Objection 2. Further, nothing is a subject of sin, except a power of the soul. But conscience is a subject of sin; for it is said of some that "their mind and conscience are defiled" (Titus 1:15). Therefore it seems that conscience is a power.

Objection 3. Further, conscience must of necessity be either an act, a habit, or a power. But it is not an act; for thus it would not always exist in man. Nor is it a habit; for conscience is not one thing but many, since we are directed in our actions by many habits of knowledge. Therefore conscience is a power.

On the contrary, Conscience can be laid aside. But a power cannot be laid aside. Therefore conscience is not a power.

I answer that, Properly speaking, conscience is not a power, but an act. This is evident both from the very name and from those things which in the common way of speaking are attributed to conscience. For conscience, according to the very nature of the word, implies the relation of knowledge to something: for conscience may be resolved into "cum alio scientia," i.e. knowledge applied to an individual case. But the application of knowledge to something is done by some act. Wherefore from this explanation of the name it is clear that conscience is an act.

The same is manifest from those things which are attributed to conscience. For conscience is said to witness, to bind, or incite, and also to accuse, torment, or rebuke. And all these follow the application of knowledge or science to what we do: which application is made in three ways. One way in so far as we recognize that we have done or not done something; "Thy conscience knoweth that thou hast often spoken evil of others" (Ecclesiastes 7:23), and according to this, conscience is said to witness. In another way, so far as through the conscience we judge that something should be done or not done; and in this sense, conscience is said to incite or to bind. In the third way, so far as by conscience we judge that something done is well done or ill done, and in this sense conscience is said to excuse, accuse, or torment. Now, it is clear that all these things follow the actual application of knowledge to what we do. Wherefore, properly speaking, conscience denominates an act. But since habit is a principle of act, sometimes the name conscience is given to the first natural habit--namely, "synderesis": thus Jerome calls "synderesis" conscience (Gloss. Ezekiel 1:6); Basil [Hom. in princ. Proverb.], the "natural power of judgment," and Damascene [De Fide Orth. iv. 22 says that it is the "law of our intellect." For it is customary for causes and effects to be called after one another.
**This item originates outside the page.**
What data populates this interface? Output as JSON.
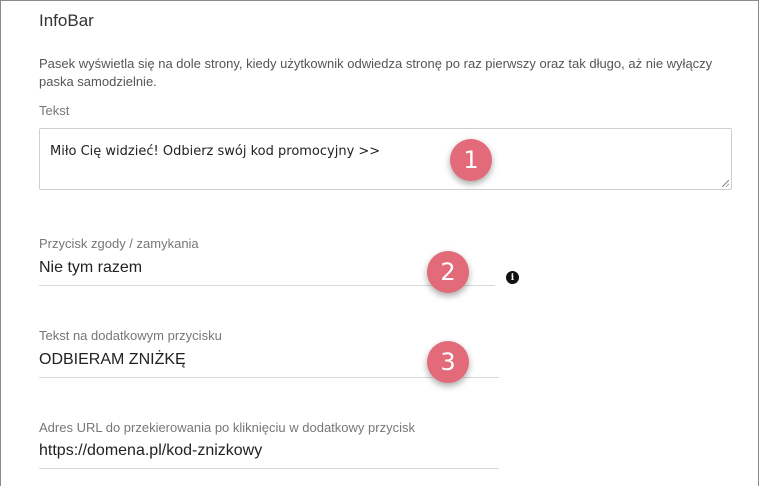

Reply to Objection 1. Conscience is called a spirit, so far as spirit is the same as mind; because conscience is a certain pronouncement of the mind.

Reply to Objection 2. The conscience is said to be defiled, not as a subject, but as the thing known is in knowledge; so far as someone knows he is defiled.

Reply to Objection 3. Although an act does not always remain in itself, yet it always remains in its cause, which is power and habit. Now all the habits by which conscience is formed, although many, nevertheless have their efficacy from one first habit, the habit of first principles, which is called "synderesis". And for this special reason, this habit is sometimes called conscience, as we have said above.


47 GS 16.
48 Cf. ⇒ Rom 2:14-16.
49 Cf. ⇒ Rom 1:32.
50 John Henry Cardinal Newman, "Letter to the Duke of Norfolk," V, in Certain Difficulties felt by Anglicans in Catholic Teaching II (London: Longmans Green, 1885), 248.
51 St. Augustine, In ep Jo. 8, 9: PL 35, 2041.
52 1 ⇒ Jn 3:19-20.
53 DH 3 # 2.